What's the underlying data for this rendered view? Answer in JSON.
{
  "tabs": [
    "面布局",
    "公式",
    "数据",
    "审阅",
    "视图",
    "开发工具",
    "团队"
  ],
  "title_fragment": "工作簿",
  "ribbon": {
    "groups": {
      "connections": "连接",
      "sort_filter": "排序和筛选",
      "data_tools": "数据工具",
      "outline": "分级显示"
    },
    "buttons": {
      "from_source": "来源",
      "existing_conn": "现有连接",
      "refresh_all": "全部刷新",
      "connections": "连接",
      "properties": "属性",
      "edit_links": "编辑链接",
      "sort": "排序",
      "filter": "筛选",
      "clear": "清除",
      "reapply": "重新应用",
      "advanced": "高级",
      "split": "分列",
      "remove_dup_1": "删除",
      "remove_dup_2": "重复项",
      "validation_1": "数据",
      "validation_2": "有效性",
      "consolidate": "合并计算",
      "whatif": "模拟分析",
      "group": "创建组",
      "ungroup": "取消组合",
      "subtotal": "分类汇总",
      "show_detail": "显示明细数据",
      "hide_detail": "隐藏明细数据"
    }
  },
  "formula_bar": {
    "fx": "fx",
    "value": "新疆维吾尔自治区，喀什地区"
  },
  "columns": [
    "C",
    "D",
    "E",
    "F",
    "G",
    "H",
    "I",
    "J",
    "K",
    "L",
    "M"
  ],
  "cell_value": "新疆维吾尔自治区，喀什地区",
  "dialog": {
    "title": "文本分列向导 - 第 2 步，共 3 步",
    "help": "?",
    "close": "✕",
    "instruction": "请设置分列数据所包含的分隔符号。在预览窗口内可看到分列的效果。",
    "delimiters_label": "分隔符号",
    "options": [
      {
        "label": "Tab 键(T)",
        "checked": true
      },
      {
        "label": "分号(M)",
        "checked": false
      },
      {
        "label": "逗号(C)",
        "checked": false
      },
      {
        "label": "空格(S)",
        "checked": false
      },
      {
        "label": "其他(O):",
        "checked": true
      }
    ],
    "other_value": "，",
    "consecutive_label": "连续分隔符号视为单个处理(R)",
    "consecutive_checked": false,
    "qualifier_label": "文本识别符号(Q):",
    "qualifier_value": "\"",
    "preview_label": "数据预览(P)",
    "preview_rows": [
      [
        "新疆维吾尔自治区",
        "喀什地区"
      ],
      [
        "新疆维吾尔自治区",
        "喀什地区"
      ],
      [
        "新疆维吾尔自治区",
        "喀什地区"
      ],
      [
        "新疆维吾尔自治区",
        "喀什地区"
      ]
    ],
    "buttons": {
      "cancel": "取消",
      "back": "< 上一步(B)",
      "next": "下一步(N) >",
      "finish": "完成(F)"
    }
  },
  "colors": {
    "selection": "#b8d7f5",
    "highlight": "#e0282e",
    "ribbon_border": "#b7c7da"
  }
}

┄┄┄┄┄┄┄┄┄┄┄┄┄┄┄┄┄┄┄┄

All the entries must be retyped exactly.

EXERCISE RESPONSE:
What's the underlying data for this rendered view? Answer in JSON.
{
  "tabs": [
    "面布局",
    "公式",
    "数据",
    "审阅",
    "视图",
    "开发工具",
    "团队"
  ],
  "title_fragment": "工作簿",
  "ribbon": {
    "groups": {
      "connections": "连接",
      "sort_filter": "排序和筛选",
      "data_tools": "数据工具",
      "outline": "分级显示"
    },
    "buttons": {
      "from_source": "来源",
      "existing_conn": "现有连接",
      "refresh_all": "全部刷新",
      "connections": "连接",
      "properties": "属性",
      "edit_links": "编辑链接",
      "sort": "排序",
      "filter": "筛选",
      "clear": "清除",
      "reapply": "重新应用",
      "advanced": "高级",
      "split": "分列",
      "remove_dup_1": "删除",
      "remove_dup_2": "重复项",
      "validation_1": "数据",
      "validation_2": "有效性",
      "consolidate": "合并计算",
      "whatif": "模拟分析",
      "group": "创建组",
      "ungroup": "取消组合",
      "subtotal": "分类汇总",
      "show_detail": "显示明细数据",
      "hide_detail": "隐藏明细数据"
    }
  },
  "formula_bar": {
    "fx": "fx",
    "value": "新疆维吾尔自治区，喀什地区"
  },
  "columns": [
    "C",
    "D",
    "E",
    "F",
    "G",
    "H",
    "I",
    "J",
    "K",
    "L",
    "M"
  ],
  "cell_value": "新疆维吾尔自治区，喀什地区",
  "dialog": {
    "title": "文本分列向导 - 第 2 步，共 3 步",
    "help": "?",
    "close": "✕",
    "instruction": "请设置分列数据所包含的分隔符号。在预览窗口内可看到分列的效果。",
    "delimiters_label": "分隔符号",
    "options": [
      {
        "label": "Tab 键(T)",
        "checked": true
      },
      {
        "label": "分号(M)",
        "checked": false
      },
      {
        "label": "逗号(C)",
        "checked": false
      },
      {
        "label": "空格(S)",
        "checked": false
      },
      {
        "label": "其他(O):",
        "checked": true
      }
    ],
    "other_value": "，",
    "consecutive_label": "连续分隔符号视为单个处理(R)",
    "consecutive_checked": false,
    "qualifier_label": "文本识别符号(Q):",
    "qualifier_value": "\"",
    "preview_label": "数据预览(P)",
    "preview_rows": [
      [
        "新疆维吾尔自治区",
        "喀什地区"
      ],
      [
        "新疆维吾尔自治区",
        "喀什地区"
      ],
      [
        "新疆维吾尔自治区",
        "喀什地区"
      ],
      [
        "新疆维吾尔自治区",
        "喀什地区"
      ]
    ],
    "buttons": {
      "cancel": "取消",
      "back": "< 上一步(B)",
      "next": "下一步(N) >",
      "finish": "完成(F)"
    }
  },
  "colors": {
    "selection": "#b8d7f5",
    "highlight": "#e0282e",
    "ribbon_border": "#b7c7da"
  }
}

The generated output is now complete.